Oblivion didn’t work that way, and I admit it was a bit weird. At low levels, you might face a desperate highwayman wearing rags, or be attacked by a couple of wolves. Once you’ve gained some levels, you’ll notice the highwayman is wearing better gear and the wolves have been replaced by much meaner boars. Gain more levels and the robber will be decked out in expensive glass armor and the boars are now fearsome mountain lions. You never get a chance to mow down those simple skeletons when you come back as a high-level character, because those skeletons are gone, having become high-level wraiths and liches. It doesn’t make a whole lot of sense.

There is an upside, though, a big one, and it’s found in the immense freedom the game gives you the moment you finish the tutorial. You can wander anywhere on the map, absolutely anywhere, and find an appropriate challenge. You don’t have to worry about being gutted in a heartbeat just because you’re level 2 and you wandered into an area with level 20 monsters. The world is yours to explore, every inch of it, right from the start. Less realistic? Less immersive? Yeah, I would say so. But you get so much more freedom, and each time you begin a new game you can start anywhere you like.

Bonus sixth reason

The Adoring Fan. You pretend to hate him, but you love him and miss him. Go on back and play Oblivion. He’ll be waiting.
 

ABOUT THE AUTHOR

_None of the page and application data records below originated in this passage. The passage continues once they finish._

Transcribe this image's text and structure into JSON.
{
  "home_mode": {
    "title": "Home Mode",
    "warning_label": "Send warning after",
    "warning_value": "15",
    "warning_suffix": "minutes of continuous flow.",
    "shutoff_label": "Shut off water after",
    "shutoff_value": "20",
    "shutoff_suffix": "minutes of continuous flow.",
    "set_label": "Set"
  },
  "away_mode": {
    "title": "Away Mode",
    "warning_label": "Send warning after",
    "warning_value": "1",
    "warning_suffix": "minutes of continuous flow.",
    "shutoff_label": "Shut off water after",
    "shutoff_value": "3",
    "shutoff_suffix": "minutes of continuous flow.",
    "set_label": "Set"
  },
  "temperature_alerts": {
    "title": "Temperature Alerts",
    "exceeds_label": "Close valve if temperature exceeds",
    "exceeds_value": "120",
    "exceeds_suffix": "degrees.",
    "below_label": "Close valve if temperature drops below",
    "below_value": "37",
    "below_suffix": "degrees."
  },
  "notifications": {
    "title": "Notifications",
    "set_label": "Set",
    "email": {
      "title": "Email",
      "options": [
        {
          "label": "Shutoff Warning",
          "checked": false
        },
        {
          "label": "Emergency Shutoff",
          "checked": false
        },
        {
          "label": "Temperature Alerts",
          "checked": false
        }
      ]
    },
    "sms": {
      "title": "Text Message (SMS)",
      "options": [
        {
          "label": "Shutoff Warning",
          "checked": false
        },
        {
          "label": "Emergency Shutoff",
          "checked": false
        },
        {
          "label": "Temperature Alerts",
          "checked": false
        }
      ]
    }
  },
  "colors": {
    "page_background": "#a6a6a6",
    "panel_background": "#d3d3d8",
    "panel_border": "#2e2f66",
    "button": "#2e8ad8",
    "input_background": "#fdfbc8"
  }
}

The first PC game Chris owned was Choplifter in 1982, and since then our staff writer has played at least three other games. He has a love/hate relationship with Early Access survival games and an odd fascination with the lives of NPCs.
We recommend